Velodrome: Michael Hopkins Architects
Designed by Michael Hopkins RA’s firm with Expedition Engineering as engineers, this is a lean, low-energy building, inspired by cycling itself. With its taut, cable-net roof (no heavy girders required) and its curving, up-tilted form that follows the banks of spectator seating within, the Velodrome is designed to create maximum atmosphere. Unusually for this kind of venue, it has been built so that it lets in a lot of natural light through its roof and sides.
Olympic Stadium: Populous with Peter Cook
The international sports buildings specialists teamed up with Sir Peter Cook RA, veteran of the 1960s architectural theorists Archigram, to develop a new kind of main stadium: one that could easily shrink after the Games, and which would have wider popular appeal than usual. This boils down to a sparse, elegant, white-painted steel structure with ‘plug-in’ sections of seating and broad concourses for additional structures for temporary events.
ArcelorMittal Orbit tower: Anish Kapoor RA
None of the structures for the 2012 Olympics is as contentious as this tangled tower encouraged by London Mayor Boris Johnson and sponsored by a steel magnate. Kapoor, who has joined forces with engineer Cecil Balmond and Ushida Findlay Architects, is noted for his large-scale art works and conceptual breadth but here he has had to compromise by making a sculpture serve a dual purpose as an observation tower with a party space on top. Well, you can’t say it’s not distinctive. Will the public love it?
Basketball Arena: Wilkinson Eyre
Chris Wilkinson RA’s practice has always been an innovative one, and this building, with its sculptured shrink-wrap white plastic skin, is designed to be dismantled and re-used after the Games, possibly for the 2016 Olympics in Rio de Janeiro. It has a 1,000-tonne steel frame. White on the outside, predominantly black and orange inside, it caters for basketball’s famously tall players by having especially high doors. Wilkinson Eyre has also designed the new Emirates Air Line cable car across the River Thames to link two other 2012 Games venues – North Greenwich and the Royal Docks.
Wembley Stadium: Foster + Partners
It could have been turned into an athletics stadium for London 2012 but Norman Foster RA’s 2007 Wembley Stadium was on the wrong side of town. Never mind, the football finals will take place here.
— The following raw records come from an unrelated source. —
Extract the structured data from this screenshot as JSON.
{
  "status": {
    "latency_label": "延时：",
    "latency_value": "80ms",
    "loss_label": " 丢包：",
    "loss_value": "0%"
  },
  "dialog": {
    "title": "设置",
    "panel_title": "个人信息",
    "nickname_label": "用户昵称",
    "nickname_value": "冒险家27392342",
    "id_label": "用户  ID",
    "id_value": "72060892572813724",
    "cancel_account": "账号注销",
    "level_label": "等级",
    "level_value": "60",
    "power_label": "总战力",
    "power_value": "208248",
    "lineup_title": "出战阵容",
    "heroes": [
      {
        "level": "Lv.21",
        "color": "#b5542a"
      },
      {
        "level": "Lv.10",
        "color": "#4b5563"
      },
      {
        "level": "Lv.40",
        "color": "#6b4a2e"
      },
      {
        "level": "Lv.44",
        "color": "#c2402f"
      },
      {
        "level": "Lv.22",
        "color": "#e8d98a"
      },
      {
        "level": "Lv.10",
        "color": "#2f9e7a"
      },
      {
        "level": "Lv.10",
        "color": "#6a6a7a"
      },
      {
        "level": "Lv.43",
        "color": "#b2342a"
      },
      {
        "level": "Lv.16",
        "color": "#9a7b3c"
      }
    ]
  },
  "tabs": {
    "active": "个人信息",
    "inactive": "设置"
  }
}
Badminton and rhythmic gymnastics will grace the adjacent 1934 Wembley Arena.
Horseguards Parade: William Kent
The Horseguards buildings and parade ground on Whitehall were designed in the 18th century by Lord Burlington’s protégé William Kent – the original designer of the Royal Academy’s Fine Rooms in Burlington House. However, we doubt that he envisaged the parade ground’s use for beach volleyball. This is one of several historic buildings in the capital to be utilised for the Olympics and Paralympics. Inigo Jones’ Queen’s House in Greenwich is another, forming the backdrop to many of the equestrian events. This mix of old and new venues is partly pragmatic, partly marketing – calculated to maximise the visual and tourist appeal of London as host city.